#### WORK ITEM:
Lines where the string "chevron" appears are to be copied from the entries below.

#### DATASET EXTRACT:
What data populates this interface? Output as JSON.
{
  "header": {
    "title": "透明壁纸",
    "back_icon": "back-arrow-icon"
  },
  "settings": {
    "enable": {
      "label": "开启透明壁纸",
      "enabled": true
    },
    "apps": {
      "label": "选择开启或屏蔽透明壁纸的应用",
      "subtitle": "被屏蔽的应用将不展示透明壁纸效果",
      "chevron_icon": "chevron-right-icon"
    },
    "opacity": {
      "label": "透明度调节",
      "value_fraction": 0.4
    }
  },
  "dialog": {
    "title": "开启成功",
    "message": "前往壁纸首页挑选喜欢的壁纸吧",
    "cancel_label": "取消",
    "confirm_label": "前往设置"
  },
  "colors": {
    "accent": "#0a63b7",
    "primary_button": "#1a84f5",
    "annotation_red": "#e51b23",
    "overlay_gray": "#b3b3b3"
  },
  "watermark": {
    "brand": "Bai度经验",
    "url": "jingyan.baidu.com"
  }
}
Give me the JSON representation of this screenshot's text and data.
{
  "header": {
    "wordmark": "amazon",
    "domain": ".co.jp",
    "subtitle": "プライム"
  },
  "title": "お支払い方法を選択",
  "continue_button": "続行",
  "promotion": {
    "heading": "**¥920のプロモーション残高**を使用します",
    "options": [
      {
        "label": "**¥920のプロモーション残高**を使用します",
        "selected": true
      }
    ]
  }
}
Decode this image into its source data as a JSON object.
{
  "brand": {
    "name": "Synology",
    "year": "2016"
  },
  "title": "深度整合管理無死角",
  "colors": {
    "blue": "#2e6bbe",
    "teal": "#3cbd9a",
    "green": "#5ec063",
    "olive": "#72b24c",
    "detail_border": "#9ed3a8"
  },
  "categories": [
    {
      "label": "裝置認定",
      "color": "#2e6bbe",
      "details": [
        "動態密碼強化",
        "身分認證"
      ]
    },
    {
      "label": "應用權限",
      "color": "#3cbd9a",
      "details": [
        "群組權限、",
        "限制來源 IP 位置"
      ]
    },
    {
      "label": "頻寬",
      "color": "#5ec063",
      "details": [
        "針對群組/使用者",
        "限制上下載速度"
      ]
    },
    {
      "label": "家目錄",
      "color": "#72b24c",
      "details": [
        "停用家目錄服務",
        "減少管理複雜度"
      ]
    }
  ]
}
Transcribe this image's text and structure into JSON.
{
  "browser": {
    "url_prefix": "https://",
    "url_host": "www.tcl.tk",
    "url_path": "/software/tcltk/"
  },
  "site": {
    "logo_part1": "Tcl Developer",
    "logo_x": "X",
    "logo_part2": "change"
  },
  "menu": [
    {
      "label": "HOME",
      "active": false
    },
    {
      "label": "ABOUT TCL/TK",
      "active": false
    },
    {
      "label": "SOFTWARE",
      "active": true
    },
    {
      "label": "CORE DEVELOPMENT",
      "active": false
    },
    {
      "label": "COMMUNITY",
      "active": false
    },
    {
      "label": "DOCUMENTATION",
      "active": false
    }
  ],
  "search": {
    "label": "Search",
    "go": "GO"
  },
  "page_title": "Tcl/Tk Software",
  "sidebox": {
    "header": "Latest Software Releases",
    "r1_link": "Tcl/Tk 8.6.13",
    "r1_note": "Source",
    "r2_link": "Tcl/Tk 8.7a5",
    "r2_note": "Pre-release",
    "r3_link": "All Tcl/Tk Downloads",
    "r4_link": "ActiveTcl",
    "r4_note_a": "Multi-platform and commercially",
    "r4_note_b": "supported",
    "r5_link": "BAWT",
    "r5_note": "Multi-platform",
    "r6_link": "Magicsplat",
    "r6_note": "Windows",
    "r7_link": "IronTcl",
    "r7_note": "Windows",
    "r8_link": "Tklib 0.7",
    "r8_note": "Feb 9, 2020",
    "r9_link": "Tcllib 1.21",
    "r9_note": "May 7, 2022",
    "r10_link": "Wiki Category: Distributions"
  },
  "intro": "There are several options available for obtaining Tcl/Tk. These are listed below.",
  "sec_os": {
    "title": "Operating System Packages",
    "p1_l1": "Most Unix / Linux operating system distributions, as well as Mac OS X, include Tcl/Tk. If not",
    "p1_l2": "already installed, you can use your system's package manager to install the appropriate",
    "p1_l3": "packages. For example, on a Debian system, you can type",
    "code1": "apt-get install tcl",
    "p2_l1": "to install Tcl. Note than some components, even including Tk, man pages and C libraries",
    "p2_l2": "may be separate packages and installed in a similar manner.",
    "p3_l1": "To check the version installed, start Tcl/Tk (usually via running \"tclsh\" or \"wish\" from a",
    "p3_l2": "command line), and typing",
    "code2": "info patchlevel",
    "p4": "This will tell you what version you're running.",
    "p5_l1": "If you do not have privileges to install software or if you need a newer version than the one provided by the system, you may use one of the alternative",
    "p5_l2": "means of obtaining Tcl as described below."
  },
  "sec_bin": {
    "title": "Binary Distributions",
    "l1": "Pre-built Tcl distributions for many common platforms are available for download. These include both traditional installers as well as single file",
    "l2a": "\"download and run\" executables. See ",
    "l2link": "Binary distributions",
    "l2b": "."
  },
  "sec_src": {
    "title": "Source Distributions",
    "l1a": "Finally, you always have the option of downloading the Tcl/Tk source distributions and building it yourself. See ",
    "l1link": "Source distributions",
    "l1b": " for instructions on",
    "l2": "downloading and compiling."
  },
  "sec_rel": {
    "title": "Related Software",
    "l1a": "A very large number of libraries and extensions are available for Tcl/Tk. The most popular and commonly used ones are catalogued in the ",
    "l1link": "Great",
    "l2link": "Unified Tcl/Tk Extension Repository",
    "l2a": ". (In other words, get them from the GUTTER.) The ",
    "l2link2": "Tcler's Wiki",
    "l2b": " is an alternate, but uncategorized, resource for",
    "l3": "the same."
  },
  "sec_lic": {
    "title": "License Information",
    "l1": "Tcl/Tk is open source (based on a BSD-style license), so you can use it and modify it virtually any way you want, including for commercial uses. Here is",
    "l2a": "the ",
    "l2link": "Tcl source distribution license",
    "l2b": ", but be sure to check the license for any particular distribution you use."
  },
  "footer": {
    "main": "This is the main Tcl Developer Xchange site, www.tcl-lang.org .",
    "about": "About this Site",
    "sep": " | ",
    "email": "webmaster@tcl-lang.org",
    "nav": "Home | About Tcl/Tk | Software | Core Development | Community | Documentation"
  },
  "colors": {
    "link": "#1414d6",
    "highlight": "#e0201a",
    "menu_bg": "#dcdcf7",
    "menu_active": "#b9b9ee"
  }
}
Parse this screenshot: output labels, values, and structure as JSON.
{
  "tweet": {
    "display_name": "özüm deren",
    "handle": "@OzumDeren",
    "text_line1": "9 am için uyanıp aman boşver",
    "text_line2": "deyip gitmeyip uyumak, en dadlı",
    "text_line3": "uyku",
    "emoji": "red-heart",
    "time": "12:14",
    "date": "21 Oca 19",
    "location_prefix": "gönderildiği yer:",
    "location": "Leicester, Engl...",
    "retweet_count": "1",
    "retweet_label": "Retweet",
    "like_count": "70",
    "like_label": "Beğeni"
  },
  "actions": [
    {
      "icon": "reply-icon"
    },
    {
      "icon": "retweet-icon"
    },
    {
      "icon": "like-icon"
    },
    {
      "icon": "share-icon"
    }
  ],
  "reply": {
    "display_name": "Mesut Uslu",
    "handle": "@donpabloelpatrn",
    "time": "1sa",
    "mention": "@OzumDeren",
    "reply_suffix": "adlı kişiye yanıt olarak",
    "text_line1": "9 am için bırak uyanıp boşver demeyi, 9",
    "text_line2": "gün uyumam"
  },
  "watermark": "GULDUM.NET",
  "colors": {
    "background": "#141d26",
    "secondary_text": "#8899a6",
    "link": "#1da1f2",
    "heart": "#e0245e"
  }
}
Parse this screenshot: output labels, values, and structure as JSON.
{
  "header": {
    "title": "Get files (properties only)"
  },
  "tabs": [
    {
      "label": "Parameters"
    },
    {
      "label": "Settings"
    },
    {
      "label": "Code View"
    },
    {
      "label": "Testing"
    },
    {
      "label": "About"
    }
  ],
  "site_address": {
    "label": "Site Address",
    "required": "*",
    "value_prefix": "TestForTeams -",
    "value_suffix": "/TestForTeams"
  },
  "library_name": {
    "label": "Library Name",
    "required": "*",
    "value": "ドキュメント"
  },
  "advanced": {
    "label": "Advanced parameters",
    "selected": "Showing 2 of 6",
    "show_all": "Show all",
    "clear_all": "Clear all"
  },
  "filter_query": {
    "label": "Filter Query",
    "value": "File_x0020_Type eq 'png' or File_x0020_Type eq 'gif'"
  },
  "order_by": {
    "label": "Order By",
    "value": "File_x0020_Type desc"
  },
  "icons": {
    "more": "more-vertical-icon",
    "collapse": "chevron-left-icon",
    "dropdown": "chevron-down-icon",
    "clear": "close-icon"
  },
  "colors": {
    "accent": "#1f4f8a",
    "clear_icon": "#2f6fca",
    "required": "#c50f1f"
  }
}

#### OUTPUT:
      "chevron_icon": "chevron-right-icon"
    "collapse": "chevron-left-icon",
    "dropdown": "chevron-down-icon",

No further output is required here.